a meeting yesterday, re-elected all the old of
ficers except Constantine Menales, who is suc
ceeded by W. Bayard Cutting.
Three seamen of the schooner Mary A.
Wifuam, which arrived at New York yesterday
from Miragoud, died of yellow fever on the
notes. Tae latter rarty prevailed, and ther
eupon the Wapello county delegation withdrew
from the union"
The platform adopted sets forth that
grieveous wrongs have been perpetrated upon
the masses of the people by those to whom have
been delegated the power of government, rspeo
ially by limiting the legal tender quality ef
the governmet to national bank corporations
by changing government bonds into coin bonds
payable in gold, and by converting the non
interest bearing circulating medium into an
interest bearing debt, thus causing a shrink
age of values, depression of business, etc. The
platform further denounces resumption, and
declares public money has been wasted in
enormous land grants and exorbitant salaries.
It declares the government alone must issue
money in an amount to be constitutionally
fixed on aper capita basis.
That government bonds must be called in
and paid in full legal tender money.
That national banks of issue must be abol
ished and greenbacks supplant their issues.
That the silver dollar be coined without
Endorses the arrearage of pension bill and
Declares that while execrating the outrages
upon union soldiers during the war in South
ern prison pens, the violence of partisan spirit
in Congress should be condemned, as it seeks
to revive the dead issues of the past while con
spiring against and refusing to provide meas
ures of relief for the present.
Declares in favor of an honest, nnintimi
dated ballot and lair count.
That the salaries of public officials be re
duced 25 to 50 per cent, from the President
That the strictest economy be practiced and
officials be held to a strict account.
Commends all means for suppression of in
Approves the stand taken by the Iewa Green
back representatives in Congress, and especially
endorses Weaver and Gillette in their contest
with the combined opposition of both the old
The nominees of this invention are can
didates of the party, and the platform refuses
to recognize the right of any one to change or
alter the ticket except in case of death, when
neither Democrats nor Republicans shall be

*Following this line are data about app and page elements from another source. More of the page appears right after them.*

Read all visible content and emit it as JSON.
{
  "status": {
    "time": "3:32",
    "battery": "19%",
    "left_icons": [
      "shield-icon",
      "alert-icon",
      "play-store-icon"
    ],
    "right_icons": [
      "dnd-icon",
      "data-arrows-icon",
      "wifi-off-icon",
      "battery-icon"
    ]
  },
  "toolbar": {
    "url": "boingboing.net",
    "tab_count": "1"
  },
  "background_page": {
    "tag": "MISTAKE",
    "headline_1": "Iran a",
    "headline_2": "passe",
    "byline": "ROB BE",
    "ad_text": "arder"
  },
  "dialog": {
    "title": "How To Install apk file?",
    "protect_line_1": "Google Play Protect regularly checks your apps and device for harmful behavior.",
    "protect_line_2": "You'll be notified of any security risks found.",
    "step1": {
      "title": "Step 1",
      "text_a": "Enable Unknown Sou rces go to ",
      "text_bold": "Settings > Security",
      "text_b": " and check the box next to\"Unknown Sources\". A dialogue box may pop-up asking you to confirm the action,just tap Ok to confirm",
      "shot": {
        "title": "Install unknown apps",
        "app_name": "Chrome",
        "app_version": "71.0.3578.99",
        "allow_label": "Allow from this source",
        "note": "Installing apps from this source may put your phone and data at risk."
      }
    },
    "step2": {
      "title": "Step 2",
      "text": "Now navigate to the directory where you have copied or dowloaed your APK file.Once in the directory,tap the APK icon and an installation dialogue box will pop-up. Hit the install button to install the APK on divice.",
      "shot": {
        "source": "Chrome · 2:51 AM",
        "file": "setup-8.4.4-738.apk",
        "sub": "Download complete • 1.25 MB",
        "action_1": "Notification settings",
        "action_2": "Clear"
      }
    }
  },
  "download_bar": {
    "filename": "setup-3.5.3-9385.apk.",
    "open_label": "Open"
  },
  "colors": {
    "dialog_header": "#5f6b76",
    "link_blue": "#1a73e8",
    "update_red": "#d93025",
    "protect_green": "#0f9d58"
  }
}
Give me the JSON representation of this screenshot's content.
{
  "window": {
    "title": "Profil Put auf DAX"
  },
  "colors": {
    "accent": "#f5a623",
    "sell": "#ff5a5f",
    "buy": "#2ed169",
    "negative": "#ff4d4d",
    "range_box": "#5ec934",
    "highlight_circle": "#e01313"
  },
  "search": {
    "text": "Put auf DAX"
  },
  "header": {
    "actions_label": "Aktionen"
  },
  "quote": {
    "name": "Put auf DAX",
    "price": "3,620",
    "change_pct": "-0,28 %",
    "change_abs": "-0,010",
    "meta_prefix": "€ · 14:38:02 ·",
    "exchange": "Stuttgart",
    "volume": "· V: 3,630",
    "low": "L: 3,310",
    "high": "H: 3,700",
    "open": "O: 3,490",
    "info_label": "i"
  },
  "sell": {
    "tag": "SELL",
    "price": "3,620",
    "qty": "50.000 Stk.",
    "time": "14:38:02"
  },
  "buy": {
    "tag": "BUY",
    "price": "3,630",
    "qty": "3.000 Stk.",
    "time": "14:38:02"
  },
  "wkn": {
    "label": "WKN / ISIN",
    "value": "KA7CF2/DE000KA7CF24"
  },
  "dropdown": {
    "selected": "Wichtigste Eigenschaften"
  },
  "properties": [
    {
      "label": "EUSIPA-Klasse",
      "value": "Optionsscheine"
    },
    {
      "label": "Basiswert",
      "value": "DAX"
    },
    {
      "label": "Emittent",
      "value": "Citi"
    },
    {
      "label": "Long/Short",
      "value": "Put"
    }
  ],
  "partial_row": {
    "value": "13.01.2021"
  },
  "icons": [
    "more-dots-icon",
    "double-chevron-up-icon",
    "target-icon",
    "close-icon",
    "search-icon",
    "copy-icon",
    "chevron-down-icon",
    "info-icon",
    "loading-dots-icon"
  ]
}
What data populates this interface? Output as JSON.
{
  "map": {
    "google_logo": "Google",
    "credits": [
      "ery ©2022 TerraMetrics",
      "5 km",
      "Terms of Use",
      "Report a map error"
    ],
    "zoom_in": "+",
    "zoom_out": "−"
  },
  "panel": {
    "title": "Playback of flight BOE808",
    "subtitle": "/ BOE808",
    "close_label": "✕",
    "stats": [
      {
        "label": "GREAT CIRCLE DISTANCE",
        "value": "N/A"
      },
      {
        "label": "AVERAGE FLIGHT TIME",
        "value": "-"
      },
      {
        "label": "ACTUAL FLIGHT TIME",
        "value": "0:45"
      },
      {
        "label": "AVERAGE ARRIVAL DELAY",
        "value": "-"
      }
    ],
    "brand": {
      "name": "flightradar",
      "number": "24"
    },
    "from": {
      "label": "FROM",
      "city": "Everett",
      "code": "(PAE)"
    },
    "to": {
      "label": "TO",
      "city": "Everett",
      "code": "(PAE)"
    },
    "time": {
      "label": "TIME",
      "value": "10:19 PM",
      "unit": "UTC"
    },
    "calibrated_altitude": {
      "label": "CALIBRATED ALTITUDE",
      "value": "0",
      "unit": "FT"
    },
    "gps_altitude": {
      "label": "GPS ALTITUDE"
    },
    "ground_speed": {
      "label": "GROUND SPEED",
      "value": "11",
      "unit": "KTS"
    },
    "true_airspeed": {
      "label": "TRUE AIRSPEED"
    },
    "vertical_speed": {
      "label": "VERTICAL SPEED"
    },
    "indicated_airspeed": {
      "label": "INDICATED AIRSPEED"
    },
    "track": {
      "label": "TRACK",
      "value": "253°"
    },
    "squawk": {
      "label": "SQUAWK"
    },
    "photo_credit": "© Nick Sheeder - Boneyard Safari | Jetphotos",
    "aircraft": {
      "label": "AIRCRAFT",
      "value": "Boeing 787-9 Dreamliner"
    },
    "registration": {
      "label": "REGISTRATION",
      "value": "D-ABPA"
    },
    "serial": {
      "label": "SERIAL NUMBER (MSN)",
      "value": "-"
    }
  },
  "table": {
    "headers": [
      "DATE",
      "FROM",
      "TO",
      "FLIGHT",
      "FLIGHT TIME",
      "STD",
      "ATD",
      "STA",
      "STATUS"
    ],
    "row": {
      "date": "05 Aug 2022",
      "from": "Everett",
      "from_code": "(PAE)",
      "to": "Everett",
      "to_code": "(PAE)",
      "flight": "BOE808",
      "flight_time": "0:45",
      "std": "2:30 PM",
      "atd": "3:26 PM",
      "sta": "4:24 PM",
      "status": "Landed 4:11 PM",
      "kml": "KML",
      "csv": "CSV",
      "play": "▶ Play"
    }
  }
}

placed on the ticket to fill vacancies.
The other resolutions were of a local charac
Daniel Campbell, of Grant county, was
nominated for governor. Recess till evening.
For Lieutenant Governor, W. H. Moore, of
Dubuque. For Supreme Judge, W. H. Jones,
of Davis. For Superintendent, J. A. Nash, of
At the night session Mr. Farnsworth. of
Winneshiek, member of one of Brick Pome
rey's clubs, on the refusal of the convention to
endorse Pomeroy's Chicago platform withdrew
from the body and asked the rest of the dele
gates to follow him. His andseveral other del
egations thereupon left the hall. The conven
tion, after listening to a number of speeches,